During the latter part of the eighteenth century and the early part of the nineteenth Philadelphia was the most important city in America. The historian McMaster says of it in 1784: “The city was then the greatest in the country. No other could boast of so many streets, so many houses, so many people, so much renown;” and Liancourt describes it in 1800 as “not only the finest city in the United States, but . . . one of the most beautiful cities of the world.” Philadelphia was the capital of Pennsylvania from 1683 until 1799, the seat of the Federal Government from 1790 to 1800, and the monetary centre of the country until 1836. (See Bank, Banking.) For many years, also, it was the intellectual and literary centre of the country. Here were published the first newspaper in the middle colonies, American Weekly Mercury (1719); the first secular magazine in North America, Ein geistliches Magazin (1764); the first daily newspaper in the United States, the Pennsylvania Packet (1784); the first American edition of the Bible in German (1743), and in English (1781), and the first religious weekly, Religious Remembrancer (1813). The most popular of the early American magazines—the Port Folio and the Analectic—were also published here.

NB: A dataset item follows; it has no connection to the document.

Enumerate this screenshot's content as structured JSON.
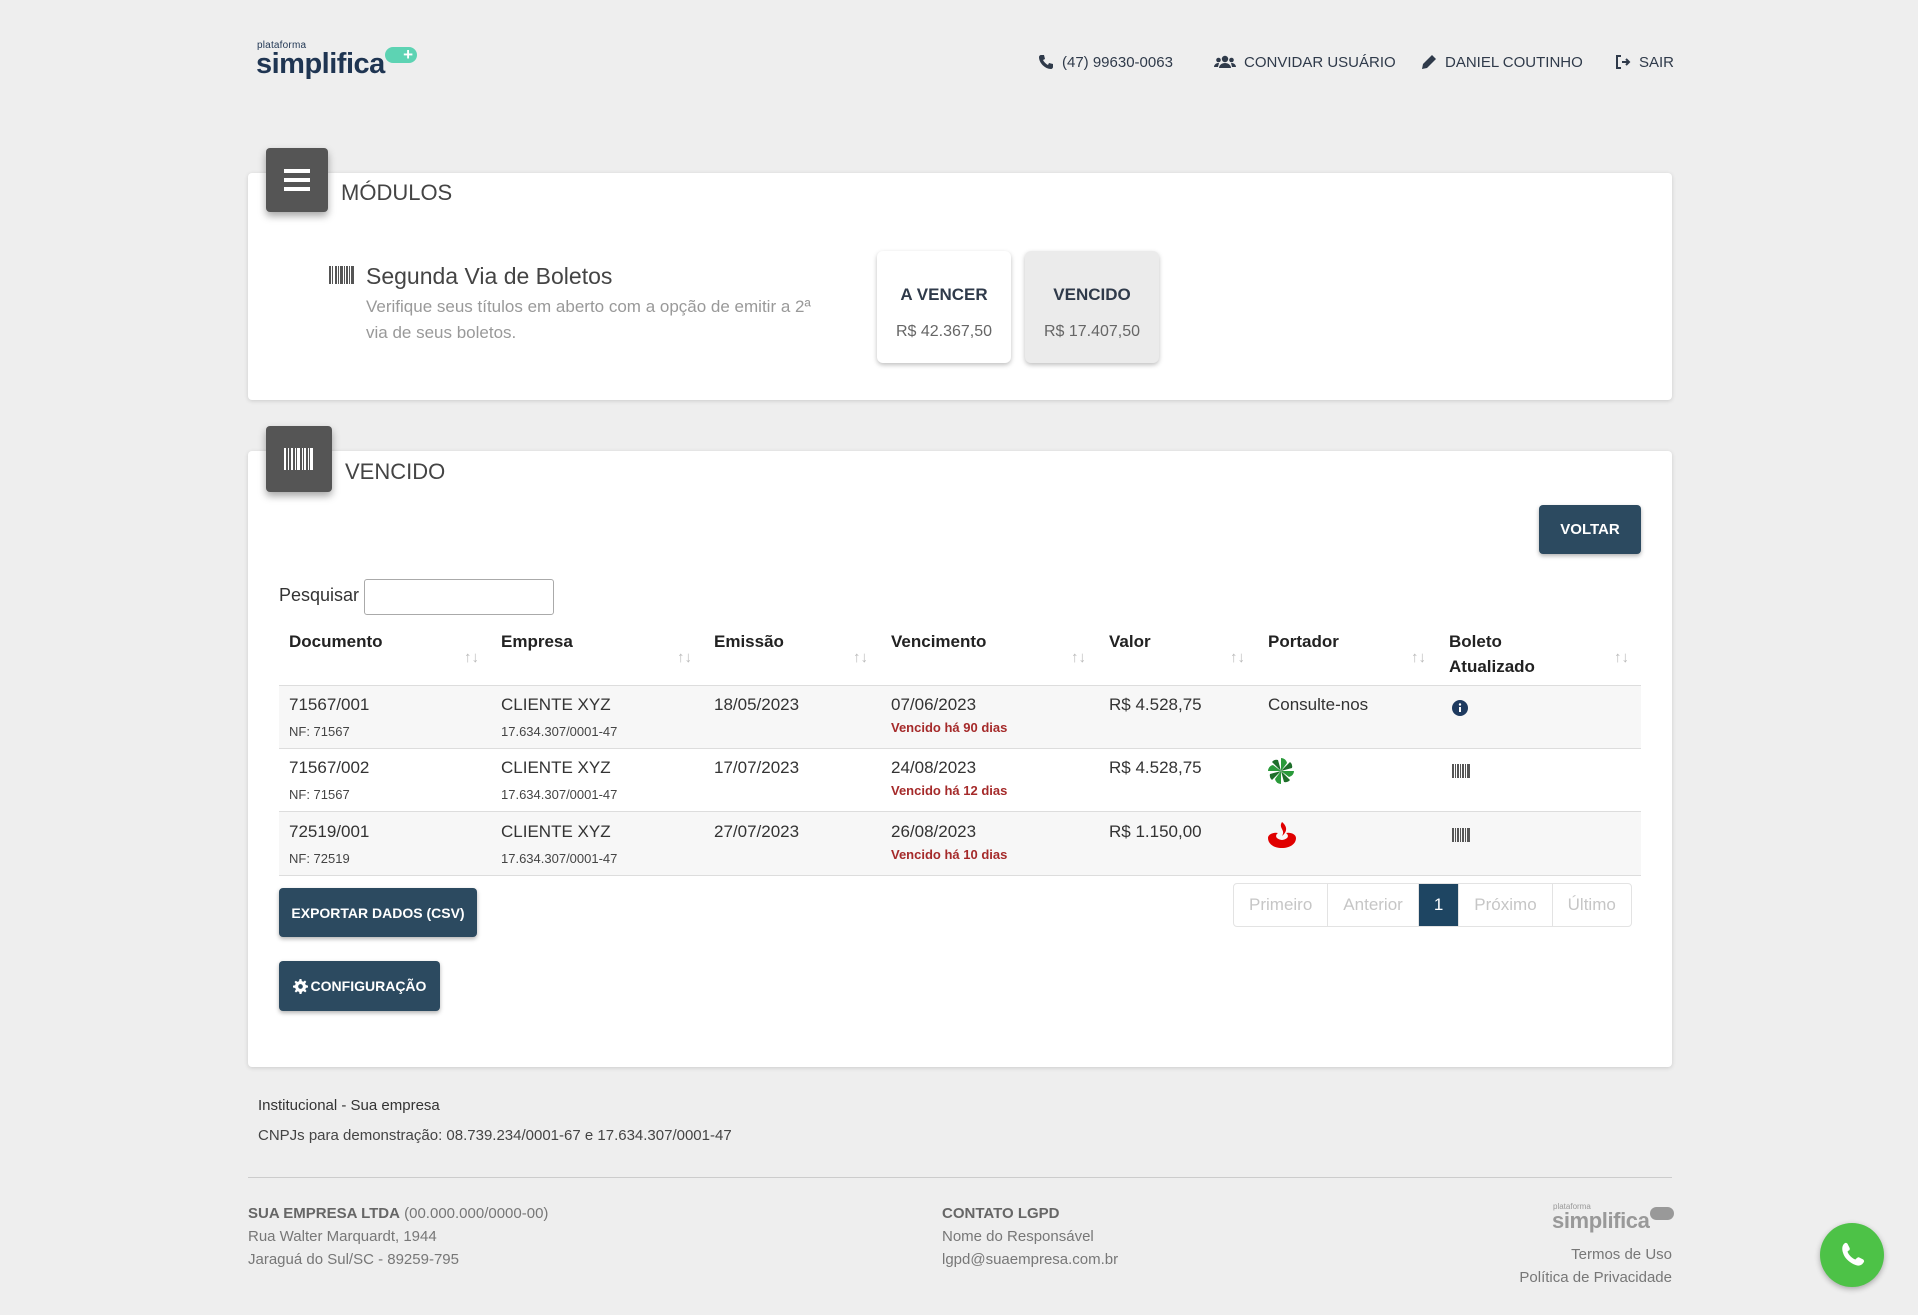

Philadelphia took the lead in the early anti-slavery movement, the first formal protest against slavery in this country being made by four Germans of Germantown in 1688, the first Abolition convention being held here January 1, 1794, on the invitation of the Pennsylvania Abolition Society, and the American Anti-Slavery Society being founded here, under the leadership of Garrison, in 1833. In 1812 the water-works at Fairmount were begun and were finished in 1815. In 1832 nearly 1000 deaths resulted from Asiatic cholera. In May, 1838, an anti-Abolitionist mob destroyed Pennsylvania Hall, in which an Abolitionist meeting had been just held. In 1844 occurred the anti-Catholic riots, arising from the demand of the Catholics to be permitted to use the Douai instead of the King James Bible in the public schools. The anti-Catholics, or ‘Native Americans,’ burned Saint Michael's and Saint Augustine's churches, and caused much loss of life before they were put down by the militia. Gas was introduced in 1836, and the first telegraph line was established in April, 1846. On February 2, 1854, a consolidation act was passed by the Legislature, extending the city limits to the county boundaries, and uniting under one municipal government all the outlying districts, known as Southwark, Northern Liberties, Kensington, Spring Garden, Moyamensing, Penn, Richmond, West Philadelphia, and Belmont; also the boroughs of Germantown, Manayunk, and other townships. Philadelphia took an active part in the Civil War, and raised more than $1,000,000 by a sanitary fair in 1864. The centenary of American independence was celebrated in 1876 by the Centennial Exposition; the bi-centennial of the landing of William Penn in 1882; and the centennial of the signing of the Constitution in 1887.

Bibliography. Hazard (editor), Watson's Annals (Philadelphia, 1884); Scharf and Westcott, History of Philadelphia, 1609-1884 (ib., 1884); Allinson and Penrose, Philadelphia, 1681-1887 (ib., 1887); Trades League, The Book of Philadelphia, 1894 (ib., 1894); Repplier, Philadelphia, the Place and the People (New York, 1895); Young, Memorial History (ib., 1895); Fisher, The Making of Pennsylvania (Philadelphia, 1896); id., Chapters in Pennsylvania, Colony and Commonwealth (ib., 1897); Rhoades, The Story of Philadelphia (New York, 1900); King, Philadelphia and Notable Philadelphians (ib., 1902).